A Section 21 notice is used to get your property back after a fixed term tenancy ends or during a periodic tenancy with no fixed end date.

The Section 8 notice period for rent arrears is the same as for a Section 21 — you must give your tenants 2 months’ notice to leave. However, Section 21 notices come with quite a few rules, so bear in mind that you won’t be able to use one if…

  • The tenancy started less than 4 months ago OR the fixed term hasn’t ended (unless it was written in the tenancy agreement that this is allowed).
  • The council has asked you to make improvements on the property OR stated that they will need to do emergency work on the property in the last 6 months.
  • Your tenant moved in post April 2007 and you’ve not protected their deposit in a deposit protection scheme.
  • Your property is categorised as a HMO (or house in multiple occupation) and you’ve not got a licence from the council.
  • You’ve charged your tenant unlawful fees or deposits and not repaid them — read the Tenant Fees Act 2019 for guidance.
  • The tenancy started after October 2015 and you’ve not filled out a Form 6A: for a no-fault possession notice on an assured shorthold tenancy.
  • You’ve not provided your tenants with all the necessary renting documents, such as the property’s Energy Performance Certificate, the government’s ‘How to rent’ guide, and a current Gas Safety Certificate (if gas is installed at the property).

For an in-depth look at the eviction process and how to give proper notice, read ‘Landlord eviction notice: a guide’.

Recovery of rent arrears from ex-tenants UK

The question that every landlord considering an eviction wants to know… Is recovery of rent arrears from ex-tenants possible? The answer is yes.

Landlords are entitled to claim any rent owed to them for up to 6 years after the payment was due. Once the tenant is out of the property, a landlord can go to Small Claims Court and get a County Court Judgement (CCJ) for the owed rent.

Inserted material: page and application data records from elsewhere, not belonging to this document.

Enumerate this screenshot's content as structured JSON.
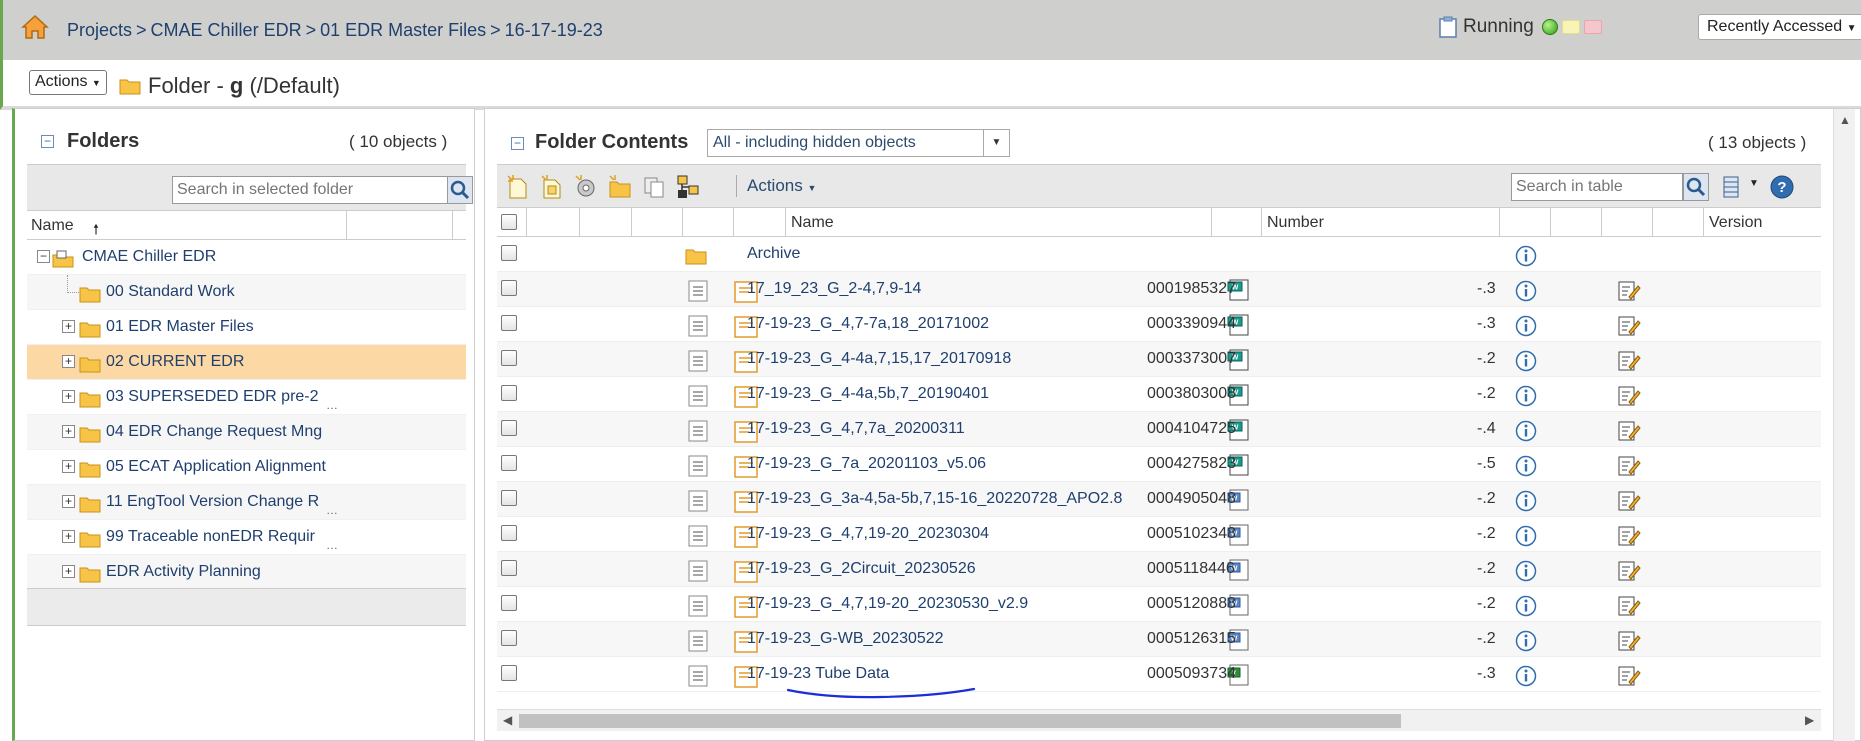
{
  "breadcrumb": {
    "items": [
      "Projects",
      "CMAE Chiller EDR",
      "01 EDR Master Files",
      "16-17-19-23"
    ],
    "separator": ">"
  },
  "status": {
    "label": "Running"
  },
  "recently_accessed": {
    "label": "Recently Accessed"
  },
  "title": {
    "actions_label": "Actions",
    "prefix": "Folder - ",
    "name": "g",
    "suffix": " (/Default)"
  },
  "folders_panel": {
    "title": "Folders",
    "count": "( 10 objects )",
    "search_placeholder": "Search in selected folder",
    "column_name": "Name",
    "tree": [
      {
        "label": "CMAE Chiller EDR",
        "expander": "minus",
        "level": 0
      },
      {
        "label": "00 Standard Work",
        "expander": "",
        "level": 1
      },
      {
        "label": "01 EDR Master Files",
        "expander": "plus",
        "level": 1
      },
      {
        "label": "02 CURRENT EDR",
        "expander": "plus",
        "level": 1,
        "selected": true
      },
      {
        "label": "03 SUPERSEDED EDR pre-2",
        "expander": "plus",
        "level": 1,
        "truncated": true
      },
      {
        "label": "04 EDR Change Request Mng",
        "expander": "plus",
        "level": 1
      },
      {
        "label": "05 ECAT Application Alignment",
        "expander": "plus",
        "level": 1
      },
      {
        "label": "11 EngTool Version Change R",
        "expander": "plus",
        "level": 1,
        "truncated": true
      },
      {
        "label": "99 Traceable nonEDR Requir",
        "expander": "plus",
        "level": 1,
        "truncated": true
      },
      {
        "label": "EDR Activity Planning",
        "expander": "plus",
        "level": 1
      }
    ]
  },
  "contents_panel": {
    "title": "Folder Contents",
    "filter_value": "All - including hidden objects",
    "count": "( 13 objects )",
    "toolbar_actions": "Actions",
    "search_placeholder": "Search in table",
    "columns": {
      "name": "Name",
      "number": "Number",
      "version": "Version"
    },
    "rows": [
      {
        "name": "Archive",
        "type": "folder",
        "number": "",
        "version": ""
      },
      {
        "name": "17_19_23_G_2-4,7,9-14",
        "type": "edr",
        "number": "0001985327",
        "version": "-.3"
      },
      {
        "name": "17-19-23_G_4,7-7a,18_20171002",
        "type": "edr",
        "number": "0003390944",
        "version": "-.3"
      },
      {
        "name": "17-19-23_G_4-4a,7,15,17_20170918",
        "type": "edr",
        "number": "0003373007",
        "version": "-.2"
      },
      {
        "name": "17-19-23_G_4-4a,5b,7_20190401",
        "type": "edr",
        "number": "0003803008",
        "version": "-.2"
      },
      {
        "name": "17-19-23_G_4,7,7a_20200311",
        "type": "edr",
        "number": "0004104725",
        "version": "-.4"
      },
      {
        "name": "17-19-23_G_7a_20201103_v5.06",
        "type": "edr",
        "number": "0004275823",
        "version": "-.5"
      },
      {
        "name": "17-19-23_G_3a-4,5a-5b,7,15-16_20220728_APO2.8",
        "type": "doc",
        "number": "0004905048",
        "version": "-.2"
      },
      {
        "name": "17-19-23_G_4,7,19-20_20230304",
        "type": "doc",
        "number": "0005102348",
        "version": "-.2"
      },
      {
        "name": "17-19-23_G_2Circuit_20230526",
        "type": "doc",
        "number": "0005118446",
        "version": "-.2"
      },
      {
        "name": "17-19-23_G_4,7,19-20_20230530_v2.9",
        "type": "doc",
        "number": "0005120888",
        "version": "-.2"
      },
      {
        "name": "17-19-23_G-WB_20230522",
        "type": "doc",
        "number": "0005126315",
        "version": "-.2"
      },
      {
        "name": "17-19-23 Tube Data",
        "type": "excel",
        "number": "0005093734",
        "version": "-.3"
      }
    ]
  },
  "colors": {
    "link": "#1f3f6e",
    "selected_row": "#fbd8a4",
    "top_bar": "#cfd0cd",
    "annotation_stroke": "#1a2fd6"
  }
}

If the ex-tenant is unwilling to pay, then their landlord can then pay for a County Court Bailiff to take some of their stuff and sell anything of value. Alternatively, it’s possible to get an ‘Attachment of Earnings’ order from the court so that you get some of the ex-tenant’s salary each month until you’re paid in full.

A few final tips…

One way to avoid evictions is to have a rent guarantor listed on the tenancy agreement. This is a third-party “back-up” (usually someone who is a homeowner and financially stable) who can cover the tenant for rent arrears. If the landlord can’t recover the payment from their tenant, they would just write a letter to the guarantor for rent arrears and resolve things that way.

For more information about rent guarantors, visit Citizens Advice.

If your landlord has hiked up the price of your monthly rent, check out: ‘How much can your landlord increase rent?
Avoid a sticky eviction situation by reading: ‘How much rent can you afford’.

Urban Jungle is not a financial advisor and information in this article should not be taken as advice or recommendation.